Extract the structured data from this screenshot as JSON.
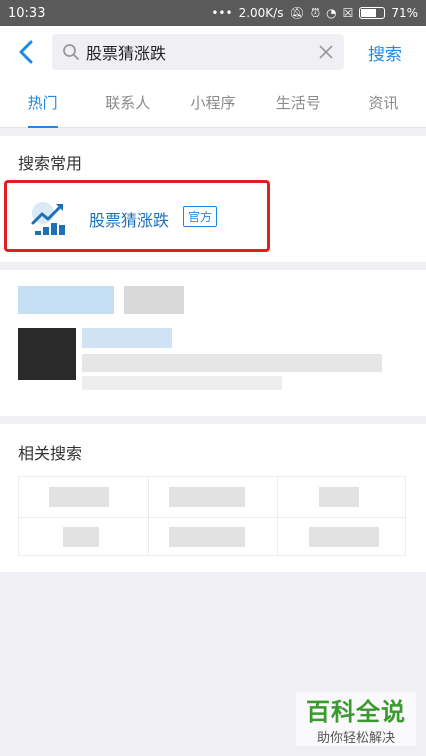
{
  "status_bar": {
    "time": "10:33",
    "network_speed": "2.00K/s",
    "battery": "71%",
    "battery_level": 0.71
  },
  "search": {
    "back_icon": "chevron-left-icon",
    "query": "股票猜涨跌",
    "search_label": "搜索"
  },
  "tabs": [
    {
      "label": "热门",
      "active": true
    },
    {
      "label": "联系人",
      "active": false
    },
    {
      "label": "小程序",
      "active": false
    },
    {
      "label": "生活号",
      "active": false
    },
    {
      "label": "资讯",
      "active": false
    }
  ],
  "frequent": {
    "title": "搜索常用",
    "app_name": "股票猜涨跌",
    "badge": "官方"
  },
  "related": {
    "title": "相关搜索"
  },
  "watermark": {
    "title": "百科全说",
    "subtitle": "助你轻松解决"
  },
  "colors": {
    "accent": "#1e88e5",
    "highlight_border": "#e02020",
    "watermark_green": "#3a9a2e"
  }
}
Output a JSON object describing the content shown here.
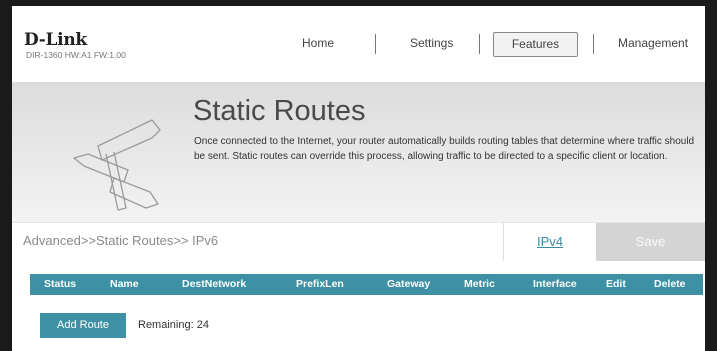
{
  "header": {
    "logo": "D-Link",
    "model": "DIR-1360 HW:A1 FW:1.00",
    "nav": [
      "Home",
      "Settings",
      "Features",
      "Management"
    ],
    "active_tab": "Features"
  },
  "banner": {
    "title": "Static Routes",
    "description": "Once connected to the Internet, your router automatically builds routing tables that determine where traffic should be sent. Static routes can override this process, allowing traffic to be directed to a specific client or location."
  },
  "breadcrumb": "Advanced>>Static Routes>> IPv6",
  "ipv4_link": "IPv4",
  "save_label": "Save",
  "table": {
    "columns": [
      "Status",
      "Name",
      "DestNetwork",
      "PrefixLen",
      "Gateway",
      "Metric",
      "Interface",
      "Edit",
      "Delete"
    ]
  },
  "add_route_label": "Add Route",
  "remaining": "Remaining: 24",
  "colors": {
    "accent": "#3e91a4",
    "link": "#3a8aa6",
    "save_disabled": "#d4d4d4"
  }
}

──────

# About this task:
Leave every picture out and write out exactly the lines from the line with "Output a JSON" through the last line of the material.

# Response to this exercise:
Output a JSON object describing the content shown here.
{
  "header": {
    "logo": "D-Link",
    "model": "DIR-1360 HW:A1 FW:1.00",
    "nav": [
      "Home",
      "Settings",
      "Features",
      "Management"
    ],
    "active_tab": "Features"
  },
  "banner": {
    "title": "Static Routes",
    "description": "Once connected to the Internet, your router automatically builds routing tables that determine where traffic should be sent. Static routes can override this process, allowing traffic to be directed to a specific client or location."
  },
  "breadcrumb": "Advanced>>Static Routes>> IPv6",
  "ipv4_link": "IPv4",
  "save_label": "Save",
  "table": {
    "columns": [
      "Status",
      "Name",
      "DestNetwork",
      "PrefixLen",
      "Gateway",
      "Metric",
      "Interface",
      "Edit",
      "Delete"
    ]
  },
  "add_route_label": "Add Route",
  "remaining": "Remaining: 24",
  "colors": {
    "accent": "#3e91a4",
    "link": "#3a8aa6",
    "save_disabled": "#d4d4d4"
  }
}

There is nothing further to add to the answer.